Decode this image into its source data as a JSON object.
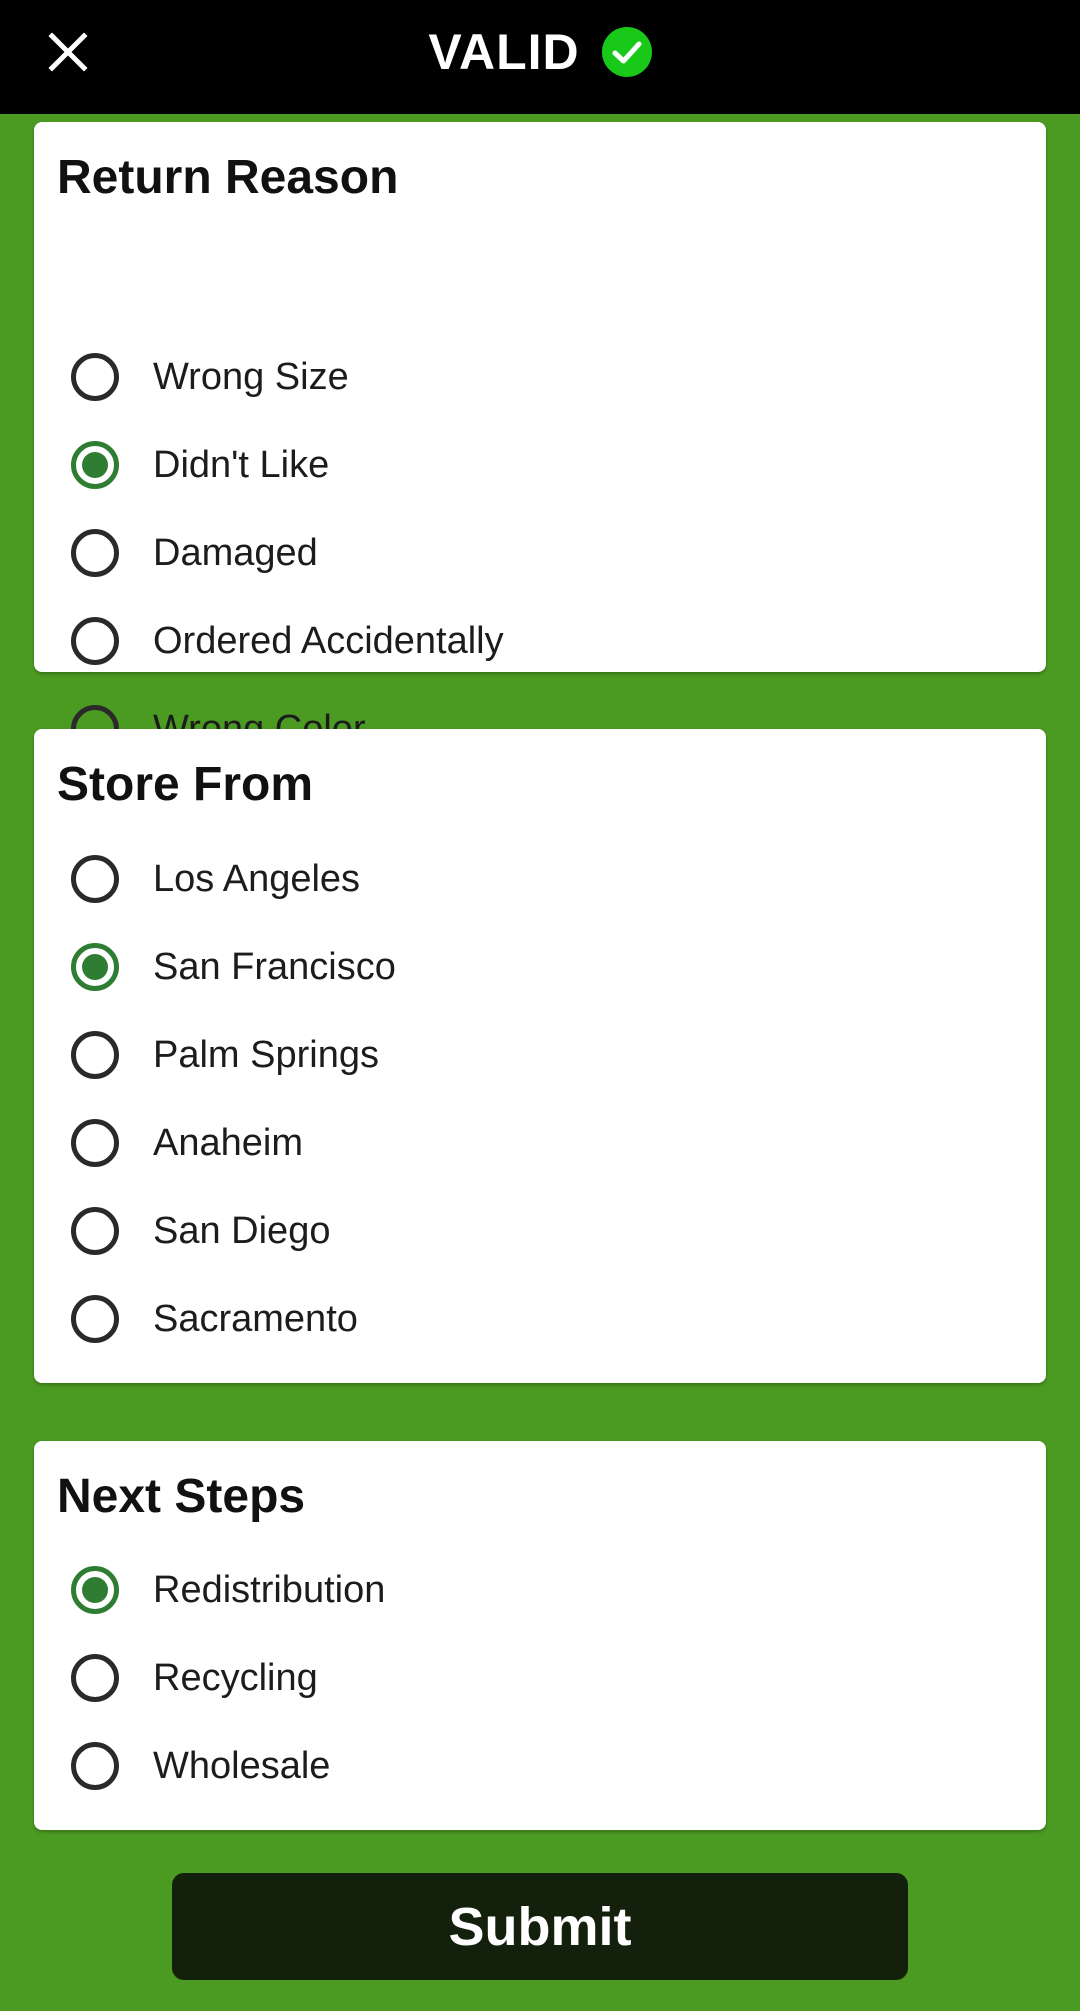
{
  "header": {
    "close_icon": "close-icon",
    "title": "VALID",
    "status_icon": "check-circle-icon",
    "status_color": "#19c919"
  },
  "colors": {
    "background": "#4b9a22",
    "topbar": "#000000",
    "radio_checked": "#2e7d32",
    "submit_bg": "#13200b"
  },
  "return_reason": {
    "title": "Return Reason",
    "options": [
      {
        "label": "Wrong Size",
        "checked": false
      },
      {
        "label": "Didn't Like",
        "checked": true
      },
      {
        "label": "Damaged",
        "checked": false
      },
      {
        "label": "Ordered Accidentally",
        "checked": false
      },
      {
        "label": "Wrong Color",
        "checked": false
      }
    ]
  },
  "store_from": {
    "title": "Store From",
    "options": [
      {
        "label": "Los Angeles",
        "checked": false
      },
      {
        "label": "San Francisco",
        "checked": true
      },
      {
        "label": "Palm Springs",
        "checked": false
      },
      {
        "label": "Anaheim",
        "checked": false
      },
      {
        "label": "San Diego",
        "checked": false
      },
      {
        "label": "Sacramento",
        "checked": false
      }
    ]
  },
  "next_steps": {
    "title": "Next Steps",
    "options": [
      {
        "label": "Redistribution",
        "checked": true
      },
      {
        "label": "Recycling",
        "checked": false
      },
      {
        "label": "Wholesale",
        "checked": false
      }
    ]
  },
  "submit": {
    "label": "Submit"
  }
}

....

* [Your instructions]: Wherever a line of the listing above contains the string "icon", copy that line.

* [Solution for this problem]:
    "close_icon": "close-icon",
    "status_icon": "check-circle-icon",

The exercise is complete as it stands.